Concerning the idea of the serenade, today a very imprecise musical form, the idea of the evening or night is kept through using a musical language that is quite dark. The first movement is based on a short, recurring chromatic melody constructed of quavers, but which is surrounded by a more and more elaborate variation of the background material. The second movement ('Allegro') is constructed on a kind of moto perpetuo texture long interwoven lines, which evolve into increasingly ornamented and elaborate melodies. The third movement ('Adagietto') is the darkest movement, marked by an often low orchestral tessitura. The bare melodies create the most desperate and tender moments of this work. The fourth movement ('Vivo') makes a lively contrast to the third with an optimistic opening. Melodic motives are tossed around the orchestra as in a game. But towards the end the nostalgic themes of the first movement are recalled.

"Comme tu me plairais, o nuit ! sans ces etoiles Dont la lumiere parle un langage connu ! Car je cherche le vide, et le noir, et le nu ! Baudelaire 'Obsession'"


Dedication note

to Valerie


Contents note

four movements


Performance history

21 Mar 2002: Performed in a rehearsed reading by the New Zealand Symphony Orchestra conducted by Hamish McKeich as part of the NZSO-SOUNZ Readings

21 Oct 2004: Performed by Ensemble Polymnia cond.
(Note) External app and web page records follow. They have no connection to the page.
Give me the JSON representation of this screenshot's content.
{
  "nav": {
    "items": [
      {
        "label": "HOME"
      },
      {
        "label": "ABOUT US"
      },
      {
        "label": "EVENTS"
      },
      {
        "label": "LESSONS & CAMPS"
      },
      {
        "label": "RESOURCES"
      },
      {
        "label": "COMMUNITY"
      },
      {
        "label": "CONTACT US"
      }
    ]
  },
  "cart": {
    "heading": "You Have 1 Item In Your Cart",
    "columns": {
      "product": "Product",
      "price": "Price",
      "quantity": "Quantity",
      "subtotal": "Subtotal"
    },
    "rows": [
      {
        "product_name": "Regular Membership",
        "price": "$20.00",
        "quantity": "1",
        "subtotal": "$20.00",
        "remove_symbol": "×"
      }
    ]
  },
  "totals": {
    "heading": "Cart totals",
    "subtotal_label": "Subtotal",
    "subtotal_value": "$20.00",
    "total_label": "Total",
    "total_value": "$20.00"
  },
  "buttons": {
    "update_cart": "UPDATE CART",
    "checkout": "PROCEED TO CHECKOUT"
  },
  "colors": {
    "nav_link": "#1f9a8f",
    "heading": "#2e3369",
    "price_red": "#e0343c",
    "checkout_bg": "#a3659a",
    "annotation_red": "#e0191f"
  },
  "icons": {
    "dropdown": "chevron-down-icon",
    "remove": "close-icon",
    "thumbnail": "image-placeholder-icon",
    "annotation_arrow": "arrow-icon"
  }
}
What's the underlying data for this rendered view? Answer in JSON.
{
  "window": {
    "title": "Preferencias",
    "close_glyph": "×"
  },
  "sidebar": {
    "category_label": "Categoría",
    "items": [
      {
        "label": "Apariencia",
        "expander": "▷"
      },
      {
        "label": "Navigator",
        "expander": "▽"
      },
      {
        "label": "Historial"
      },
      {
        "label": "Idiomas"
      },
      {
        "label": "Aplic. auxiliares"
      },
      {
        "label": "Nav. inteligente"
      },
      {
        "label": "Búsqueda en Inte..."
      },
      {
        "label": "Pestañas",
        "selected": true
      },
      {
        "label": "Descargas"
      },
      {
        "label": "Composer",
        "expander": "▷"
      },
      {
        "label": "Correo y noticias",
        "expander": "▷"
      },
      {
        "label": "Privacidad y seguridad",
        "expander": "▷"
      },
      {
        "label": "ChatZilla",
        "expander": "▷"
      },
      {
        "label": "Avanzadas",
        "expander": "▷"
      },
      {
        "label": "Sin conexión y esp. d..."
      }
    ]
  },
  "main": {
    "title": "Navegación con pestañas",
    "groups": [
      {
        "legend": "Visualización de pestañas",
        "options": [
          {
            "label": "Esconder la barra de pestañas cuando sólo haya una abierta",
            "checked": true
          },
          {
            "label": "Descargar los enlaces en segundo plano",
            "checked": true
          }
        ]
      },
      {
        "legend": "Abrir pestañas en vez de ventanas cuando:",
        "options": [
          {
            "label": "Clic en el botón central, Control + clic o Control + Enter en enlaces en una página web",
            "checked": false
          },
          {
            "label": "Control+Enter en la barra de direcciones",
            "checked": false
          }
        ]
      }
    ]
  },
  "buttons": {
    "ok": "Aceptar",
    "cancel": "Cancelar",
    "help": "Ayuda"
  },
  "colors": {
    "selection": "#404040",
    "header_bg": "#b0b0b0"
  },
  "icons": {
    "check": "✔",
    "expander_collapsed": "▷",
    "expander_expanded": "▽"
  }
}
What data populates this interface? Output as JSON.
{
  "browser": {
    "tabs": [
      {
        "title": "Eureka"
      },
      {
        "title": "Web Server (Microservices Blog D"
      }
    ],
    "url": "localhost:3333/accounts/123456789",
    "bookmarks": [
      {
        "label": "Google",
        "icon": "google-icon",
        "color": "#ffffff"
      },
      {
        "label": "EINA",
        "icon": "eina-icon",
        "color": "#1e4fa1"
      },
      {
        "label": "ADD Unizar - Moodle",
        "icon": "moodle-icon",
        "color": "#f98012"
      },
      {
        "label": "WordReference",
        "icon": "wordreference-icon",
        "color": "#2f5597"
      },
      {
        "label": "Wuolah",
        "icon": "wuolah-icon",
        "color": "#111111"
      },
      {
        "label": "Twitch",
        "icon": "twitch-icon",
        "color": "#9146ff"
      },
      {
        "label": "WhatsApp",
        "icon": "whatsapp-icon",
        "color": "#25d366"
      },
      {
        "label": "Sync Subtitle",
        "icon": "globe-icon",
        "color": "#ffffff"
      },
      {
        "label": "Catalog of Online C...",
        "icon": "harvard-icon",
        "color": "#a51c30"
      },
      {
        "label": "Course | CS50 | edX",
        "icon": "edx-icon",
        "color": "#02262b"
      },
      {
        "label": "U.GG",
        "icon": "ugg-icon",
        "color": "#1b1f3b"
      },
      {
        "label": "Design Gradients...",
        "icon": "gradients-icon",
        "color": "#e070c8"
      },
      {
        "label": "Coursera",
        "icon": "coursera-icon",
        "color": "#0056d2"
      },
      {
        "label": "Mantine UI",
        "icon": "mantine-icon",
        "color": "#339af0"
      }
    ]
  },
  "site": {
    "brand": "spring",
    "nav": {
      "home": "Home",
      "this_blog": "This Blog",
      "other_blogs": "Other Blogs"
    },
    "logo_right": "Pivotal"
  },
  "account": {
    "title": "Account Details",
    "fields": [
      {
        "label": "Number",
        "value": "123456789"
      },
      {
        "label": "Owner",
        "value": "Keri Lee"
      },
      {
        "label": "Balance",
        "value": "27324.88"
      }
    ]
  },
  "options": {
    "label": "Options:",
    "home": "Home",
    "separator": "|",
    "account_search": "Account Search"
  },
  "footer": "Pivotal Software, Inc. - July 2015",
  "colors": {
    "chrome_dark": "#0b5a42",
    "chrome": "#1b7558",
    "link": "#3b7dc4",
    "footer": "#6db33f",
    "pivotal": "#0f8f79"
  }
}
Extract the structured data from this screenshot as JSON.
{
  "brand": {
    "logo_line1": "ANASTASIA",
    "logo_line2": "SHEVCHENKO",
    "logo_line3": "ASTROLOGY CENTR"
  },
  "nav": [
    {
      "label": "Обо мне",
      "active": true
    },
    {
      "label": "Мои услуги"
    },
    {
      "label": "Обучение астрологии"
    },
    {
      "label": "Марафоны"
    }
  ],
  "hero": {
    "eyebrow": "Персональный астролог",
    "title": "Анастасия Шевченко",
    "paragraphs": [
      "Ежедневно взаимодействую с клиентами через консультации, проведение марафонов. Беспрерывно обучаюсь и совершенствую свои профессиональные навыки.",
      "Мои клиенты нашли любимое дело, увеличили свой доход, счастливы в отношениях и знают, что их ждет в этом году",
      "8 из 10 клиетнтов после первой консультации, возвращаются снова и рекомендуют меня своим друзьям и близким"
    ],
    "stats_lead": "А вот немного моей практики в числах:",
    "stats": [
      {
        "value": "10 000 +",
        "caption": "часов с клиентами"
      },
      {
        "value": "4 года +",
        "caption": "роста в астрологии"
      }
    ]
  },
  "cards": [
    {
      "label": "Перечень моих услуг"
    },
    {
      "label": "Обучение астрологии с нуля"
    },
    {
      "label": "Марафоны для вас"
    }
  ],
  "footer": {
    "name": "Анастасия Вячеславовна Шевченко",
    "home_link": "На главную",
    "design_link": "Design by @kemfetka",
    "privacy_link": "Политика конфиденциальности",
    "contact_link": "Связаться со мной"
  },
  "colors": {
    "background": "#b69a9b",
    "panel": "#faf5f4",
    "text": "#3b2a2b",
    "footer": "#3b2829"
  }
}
Sarah Bisley; Eglise St Julien-le-Pauvre, Paris, France

24 Oct 2004: Ensemble Polymnia conducted by Sarah Bisley

08 Dec 2006: Performed by L'Ensemble de l'APEIM (Orchestre 2021) conducted by Elizabeth Askren in the Grand Salon of the Fondation des États-Unis, Paris, 7th December 2006.

12 May 2013: Matariki - Ensemble Polymnia

Orchestre Idomenee conducted by Didier Jacquin

Performed by Orchestre 2021, conducted by Elizabeth Askren in December, 2006

+ Read More